What needs to be done:
Looking at the records below, count how many lines contain the string "shortcut". Give that number alone.

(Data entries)
=-=-=-=-=

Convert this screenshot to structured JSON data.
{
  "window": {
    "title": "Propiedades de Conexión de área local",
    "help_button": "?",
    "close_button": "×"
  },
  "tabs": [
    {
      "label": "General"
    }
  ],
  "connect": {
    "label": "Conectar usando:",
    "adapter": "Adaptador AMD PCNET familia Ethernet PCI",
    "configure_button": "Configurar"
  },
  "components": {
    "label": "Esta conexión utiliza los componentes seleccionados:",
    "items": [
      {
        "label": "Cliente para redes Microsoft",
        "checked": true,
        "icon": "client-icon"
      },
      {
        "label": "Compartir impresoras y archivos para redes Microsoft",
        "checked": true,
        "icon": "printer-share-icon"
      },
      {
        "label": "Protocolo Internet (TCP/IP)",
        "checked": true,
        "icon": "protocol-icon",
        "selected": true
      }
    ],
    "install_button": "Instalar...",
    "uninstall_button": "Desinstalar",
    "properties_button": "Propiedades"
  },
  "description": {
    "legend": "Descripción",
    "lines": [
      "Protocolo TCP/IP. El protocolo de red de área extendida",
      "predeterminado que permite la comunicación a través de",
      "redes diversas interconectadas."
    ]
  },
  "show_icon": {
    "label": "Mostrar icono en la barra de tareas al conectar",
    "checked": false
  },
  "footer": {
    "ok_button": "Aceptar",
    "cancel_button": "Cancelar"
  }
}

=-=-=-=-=

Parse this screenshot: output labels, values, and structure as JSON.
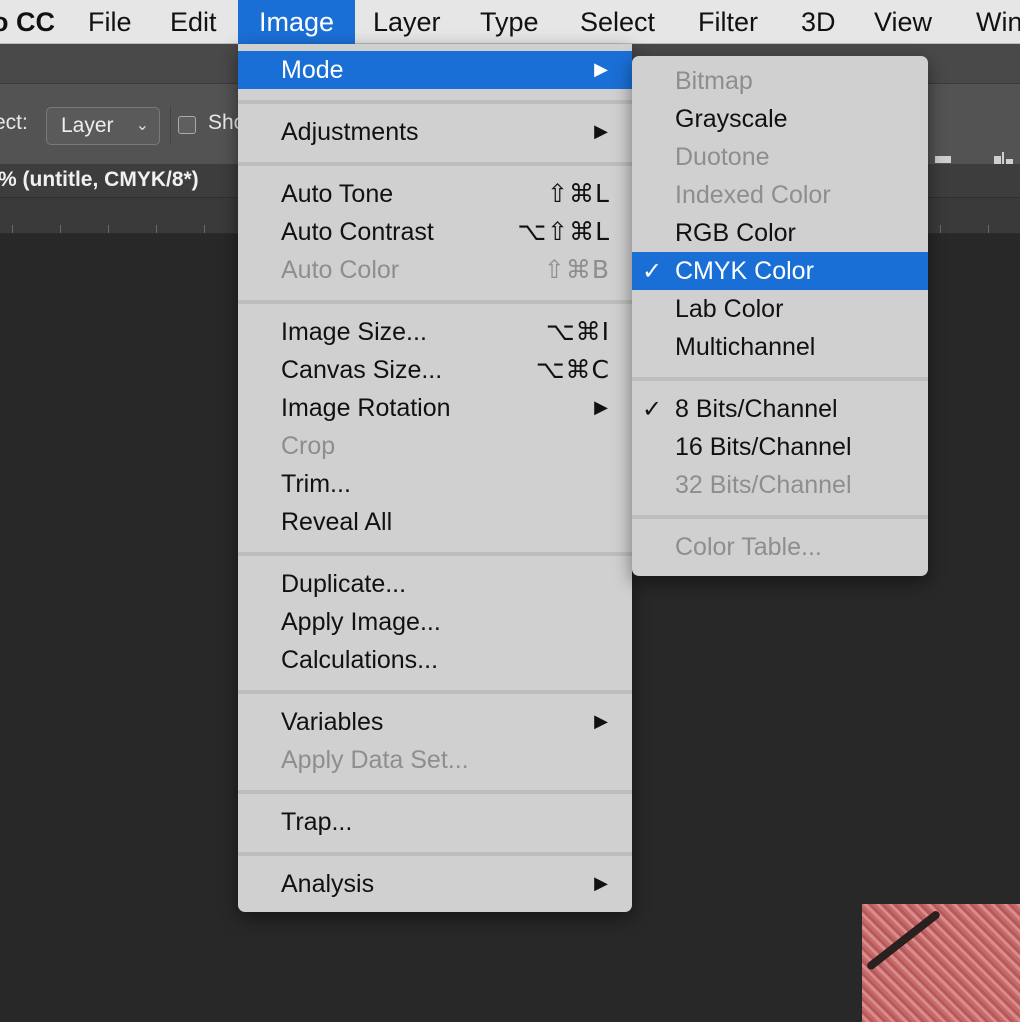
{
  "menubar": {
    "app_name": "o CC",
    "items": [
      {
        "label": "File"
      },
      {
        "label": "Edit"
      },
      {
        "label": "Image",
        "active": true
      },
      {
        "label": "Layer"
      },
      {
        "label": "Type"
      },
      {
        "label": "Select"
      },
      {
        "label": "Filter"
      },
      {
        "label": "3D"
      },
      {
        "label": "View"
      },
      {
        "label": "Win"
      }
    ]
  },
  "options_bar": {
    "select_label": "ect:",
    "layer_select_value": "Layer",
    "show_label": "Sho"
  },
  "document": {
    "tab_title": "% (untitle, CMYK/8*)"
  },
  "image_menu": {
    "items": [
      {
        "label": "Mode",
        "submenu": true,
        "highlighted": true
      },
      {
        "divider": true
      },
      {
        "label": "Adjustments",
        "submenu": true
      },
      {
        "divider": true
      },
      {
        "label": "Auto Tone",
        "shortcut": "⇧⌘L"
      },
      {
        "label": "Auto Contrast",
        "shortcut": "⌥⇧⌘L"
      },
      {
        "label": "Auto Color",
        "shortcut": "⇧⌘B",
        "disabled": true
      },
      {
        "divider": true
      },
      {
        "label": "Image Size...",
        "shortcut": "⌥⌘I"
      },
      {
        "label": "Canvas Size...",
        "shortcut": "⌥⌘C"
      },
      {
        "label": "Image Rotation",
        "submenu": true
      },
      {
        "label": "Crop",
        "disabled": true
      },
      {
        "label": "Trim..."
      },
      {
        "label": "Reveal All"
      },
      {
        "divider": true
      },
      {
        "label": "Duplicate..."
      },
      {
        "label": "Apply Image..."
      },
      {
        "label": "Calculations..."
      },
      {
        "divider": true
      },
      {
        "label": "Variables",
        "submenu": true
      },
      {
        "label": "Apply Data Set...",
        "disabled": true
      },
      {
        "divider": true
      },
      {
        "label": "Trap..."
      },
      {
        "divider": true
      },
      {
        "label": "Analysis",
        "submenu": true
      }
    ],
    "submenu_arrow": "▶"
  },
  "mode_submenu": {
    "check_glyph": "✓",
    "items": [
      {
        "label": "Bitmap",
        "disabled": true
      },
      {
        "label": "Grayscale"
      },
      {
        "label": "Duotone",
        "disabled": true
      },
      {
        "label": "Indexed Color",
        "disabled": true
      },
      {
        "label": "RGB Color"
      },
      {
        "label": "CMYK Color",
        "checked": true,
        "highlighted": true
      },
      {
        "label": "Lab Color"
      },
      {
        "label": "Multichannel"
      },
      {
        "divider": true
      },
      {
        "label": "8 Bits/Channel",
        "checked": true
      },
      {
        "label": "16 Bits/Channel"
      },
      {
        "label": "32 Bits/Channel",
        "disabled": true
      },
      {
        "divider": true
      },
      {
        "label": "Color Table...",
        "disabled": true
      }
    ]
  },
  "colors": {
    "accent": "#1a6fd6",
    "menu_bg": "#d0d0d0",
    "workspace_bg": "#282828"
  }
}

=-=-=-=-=

Answer to this problem:
5